Work to be completed | Take from the listing each line that has the string "JSON".

※

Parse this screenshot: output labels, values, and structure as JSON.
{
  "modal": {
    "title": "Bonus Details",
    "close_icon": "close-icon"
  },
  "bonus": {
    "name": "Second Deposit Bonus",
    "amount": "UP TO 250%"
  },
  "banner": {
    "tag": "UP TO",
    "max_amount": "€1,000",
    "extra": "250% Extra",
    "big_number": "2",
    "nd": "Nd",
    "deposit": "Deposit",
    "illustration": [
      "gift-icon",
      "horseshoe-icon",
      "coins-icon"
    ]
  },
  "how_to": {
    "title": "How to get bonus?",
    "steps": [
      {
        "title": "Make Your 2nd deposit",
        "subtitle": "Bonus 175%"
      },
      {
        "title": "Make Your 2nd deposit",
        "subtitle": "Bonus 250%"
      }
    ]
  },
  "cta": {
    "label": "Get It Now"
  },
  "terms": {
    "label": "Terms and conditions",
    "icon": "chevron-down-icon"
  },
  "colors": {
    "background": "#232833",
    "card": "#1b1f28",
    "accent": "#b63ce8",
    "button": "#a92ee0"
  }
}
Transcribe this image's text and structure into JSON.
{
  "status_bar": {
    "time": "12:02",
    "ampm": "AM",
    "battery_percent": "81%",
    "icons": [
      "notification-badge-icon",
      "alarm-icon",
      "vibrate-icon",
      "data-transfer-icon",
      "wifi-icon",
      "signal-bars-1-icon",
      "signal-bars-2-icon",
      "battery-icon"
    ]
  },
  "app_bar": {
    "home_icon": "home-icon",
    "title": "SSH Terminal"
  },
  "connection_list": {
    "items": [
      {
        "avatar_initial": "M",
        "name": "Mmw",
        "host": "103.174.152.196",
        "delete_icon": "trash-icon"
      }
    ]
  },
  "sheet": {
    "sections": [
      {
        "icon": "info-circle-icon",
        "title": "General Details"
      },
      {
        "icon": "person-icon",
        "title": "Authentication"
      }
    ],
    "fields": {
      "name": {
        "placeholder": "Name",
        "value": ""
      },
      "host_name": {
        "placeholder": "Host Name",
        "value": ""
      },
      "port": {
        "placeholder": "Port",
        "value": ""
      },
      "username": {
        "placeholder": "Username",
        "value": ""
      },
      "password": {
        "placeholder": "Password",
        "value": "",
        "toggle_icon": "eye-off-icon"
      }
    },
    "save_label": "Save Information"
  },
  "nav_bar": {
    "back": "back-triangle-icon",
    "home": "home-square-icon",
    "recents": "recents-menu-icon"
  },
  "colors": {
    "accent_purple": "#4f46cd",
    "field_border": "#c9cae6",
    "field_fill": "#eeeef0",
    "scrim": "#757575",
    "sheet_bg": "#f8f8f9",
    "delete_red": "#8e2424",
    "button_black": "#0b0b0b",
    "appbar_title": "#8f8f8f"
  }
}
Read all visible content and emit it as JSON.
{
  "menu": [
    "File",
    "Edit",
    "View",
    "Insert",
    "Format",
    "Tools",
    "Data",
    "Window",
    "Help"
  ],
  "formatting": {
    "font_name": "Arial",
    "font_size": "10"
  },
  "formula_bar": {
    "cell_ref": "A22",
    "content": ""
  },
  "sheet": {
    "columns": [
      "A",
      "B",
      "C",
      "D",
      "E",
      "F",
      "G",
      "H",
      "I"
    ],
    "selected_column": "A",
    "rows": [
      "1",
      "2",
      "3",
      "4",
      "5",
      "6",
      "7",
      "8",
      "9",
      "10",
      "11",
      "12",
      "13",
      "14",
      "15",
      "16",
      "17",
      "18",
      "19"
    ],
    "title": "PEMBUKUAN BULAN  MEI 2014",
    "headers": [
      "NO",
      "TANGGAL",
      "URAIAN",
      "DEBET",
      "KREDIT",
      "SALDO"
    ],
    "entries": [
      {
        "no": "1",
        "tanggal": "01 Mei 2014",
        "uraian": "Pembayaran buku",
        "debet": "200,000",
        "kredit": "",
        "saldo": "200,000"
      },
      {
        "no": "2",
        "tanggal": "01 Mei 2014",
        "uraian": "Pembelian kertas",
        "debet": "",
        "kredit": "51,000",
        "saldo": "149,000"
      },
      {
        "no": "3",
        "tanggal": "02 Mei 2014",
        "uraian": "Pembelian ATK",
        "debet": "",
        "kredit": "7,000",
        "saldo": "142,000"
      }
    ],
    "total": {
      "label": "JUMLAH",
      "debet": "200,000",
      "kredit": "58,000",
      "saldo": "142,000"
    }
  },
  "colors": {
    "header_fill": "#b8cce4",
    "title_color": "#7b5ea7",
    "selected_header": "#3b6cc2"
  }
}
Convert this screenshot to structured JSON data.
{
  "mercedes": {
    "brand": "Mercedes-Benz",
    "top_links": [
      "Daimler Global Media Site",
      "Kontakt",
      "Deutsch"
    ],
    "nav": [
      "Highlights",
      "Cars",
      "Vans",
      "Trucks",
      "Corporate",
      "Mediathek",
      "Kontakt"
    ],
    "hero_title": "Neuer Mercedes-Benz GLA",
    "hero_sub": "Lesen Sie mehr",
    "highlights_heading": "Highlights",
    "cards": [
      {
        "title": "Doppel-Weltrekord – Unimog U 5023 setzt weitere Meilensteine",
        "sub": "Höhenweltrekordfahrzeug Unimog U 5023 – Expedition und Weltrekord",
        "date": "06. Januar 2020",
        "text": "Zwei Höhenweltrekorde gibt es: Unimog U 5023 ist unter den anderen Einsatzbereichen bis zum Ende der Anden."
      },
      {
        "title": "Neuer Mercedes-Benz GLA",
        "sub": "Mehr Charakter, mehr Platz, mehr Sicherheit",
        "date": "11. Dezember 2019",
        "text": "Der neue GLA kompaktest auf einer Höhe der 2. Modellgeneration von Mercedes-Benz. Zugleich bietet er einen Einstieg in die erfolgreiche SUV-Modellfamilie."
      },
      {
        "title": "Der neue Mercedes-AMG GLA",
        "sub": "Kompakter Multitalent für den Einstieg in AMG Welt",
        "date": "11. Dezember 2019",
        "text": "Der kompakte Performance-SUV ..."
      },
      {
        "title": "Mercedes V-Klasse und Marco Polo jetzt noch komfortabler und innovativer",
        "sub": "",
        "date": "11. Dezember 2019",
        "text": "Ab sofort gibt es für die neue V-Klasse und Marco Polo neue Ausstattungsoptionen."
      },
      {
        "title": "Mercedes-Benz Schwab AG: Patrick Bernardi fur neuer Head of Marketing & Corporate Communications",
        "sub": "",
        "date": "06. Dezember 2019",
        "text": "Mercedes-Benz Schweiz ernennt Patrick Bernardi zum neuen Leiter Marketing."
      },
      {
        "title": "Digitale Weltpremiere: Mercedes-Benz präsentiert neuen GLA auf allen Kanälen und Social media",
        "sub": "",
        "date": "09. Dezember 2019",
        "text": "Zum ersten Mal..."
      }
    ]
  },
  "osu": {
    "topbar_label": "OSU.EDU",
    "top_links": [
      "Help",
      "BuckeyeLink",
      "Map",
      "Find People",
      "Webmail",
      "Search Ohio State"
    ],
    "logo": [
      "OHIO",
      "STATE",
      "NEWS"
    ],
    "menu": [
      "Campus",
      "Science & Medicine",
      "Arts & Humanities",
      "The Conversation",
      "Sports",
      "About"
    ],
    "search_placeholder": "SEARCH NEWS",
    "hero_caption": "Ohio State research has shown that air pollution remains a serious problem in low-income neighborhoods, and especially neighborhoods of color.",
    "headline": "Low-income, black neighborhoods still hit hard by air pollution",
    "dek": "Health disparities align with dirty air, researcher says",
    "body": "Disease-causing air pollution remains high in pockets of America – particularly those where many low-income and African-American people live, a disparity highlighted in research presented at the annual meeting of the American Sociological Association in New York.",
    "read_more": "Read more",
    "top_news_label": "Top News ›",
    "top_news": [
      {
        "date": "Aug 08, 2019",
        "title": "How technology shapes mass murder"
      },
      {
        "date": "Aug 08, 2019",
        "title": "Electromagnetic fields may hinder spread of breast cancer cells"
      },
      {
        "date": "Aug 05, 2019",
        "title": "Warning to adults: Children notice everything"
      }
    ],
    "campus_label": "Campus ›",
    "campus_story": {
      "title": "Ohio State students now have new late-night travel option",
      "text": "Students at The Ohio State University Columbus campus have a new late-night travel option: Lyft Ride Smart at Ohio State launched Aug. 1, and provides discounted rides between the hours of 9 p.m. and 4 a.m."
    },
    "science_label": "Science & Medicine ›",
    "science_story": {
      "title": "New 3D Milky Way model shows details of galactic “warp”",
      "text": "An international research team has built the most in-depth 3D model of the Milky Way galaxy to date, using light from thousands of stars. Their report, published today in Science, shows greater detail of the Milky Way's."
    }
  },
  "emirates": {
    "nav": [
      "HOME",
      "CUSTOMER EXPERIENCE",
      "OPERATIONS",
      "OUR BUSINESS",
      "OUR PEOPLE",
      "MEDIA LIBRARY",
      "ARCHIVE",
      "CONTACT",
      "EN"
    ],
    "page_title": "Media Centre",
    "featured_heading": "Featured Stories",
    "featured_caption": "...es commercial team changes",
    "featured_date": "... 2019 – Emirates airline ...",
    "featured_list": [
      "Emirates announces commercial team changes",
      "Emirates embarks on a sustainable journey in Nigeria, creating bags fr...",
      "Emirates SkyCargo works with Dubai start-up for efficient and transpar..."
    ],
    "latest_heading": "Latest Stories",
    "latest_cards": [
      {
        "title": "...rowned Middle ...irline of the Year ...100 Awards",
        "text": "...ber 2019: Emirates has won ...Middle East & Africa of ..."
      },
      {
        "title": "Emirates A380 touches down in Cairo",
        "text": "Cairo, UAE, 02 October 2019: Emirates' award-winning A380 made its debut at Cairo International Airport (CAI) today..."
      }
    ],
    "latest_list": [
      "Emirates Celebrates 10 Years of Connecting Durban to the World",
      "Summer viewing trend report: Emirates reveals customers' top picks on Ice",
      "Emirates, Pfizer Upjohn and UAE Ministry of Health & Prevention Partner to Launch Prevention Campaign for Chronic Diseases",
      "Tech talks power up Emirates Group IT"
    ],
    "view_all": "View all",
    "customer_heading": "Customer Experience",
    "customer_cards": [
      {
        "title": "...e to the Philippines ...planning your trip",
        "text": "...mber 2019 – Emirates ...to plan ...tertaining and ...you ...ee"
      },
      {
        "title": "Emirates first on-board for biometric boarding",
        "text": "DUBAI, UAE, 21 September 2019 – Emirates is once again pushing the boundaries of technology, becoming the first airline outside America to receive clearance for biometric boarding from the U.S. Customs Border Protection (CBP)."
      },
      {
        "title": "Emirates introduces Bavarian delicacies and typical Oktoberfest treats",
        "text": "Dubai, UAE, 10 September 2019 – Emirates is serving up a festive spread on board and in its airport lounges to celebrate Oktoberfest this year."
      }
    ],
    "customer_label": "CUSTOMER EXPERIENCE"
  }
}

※

Your solution |
Parse this screenshot: output labels, values, and structure as JSON.
Transcribe this image's text and structure into JSON.
Read all visible content and emit it as JSON.
Convert this screenshot to structured JSON data.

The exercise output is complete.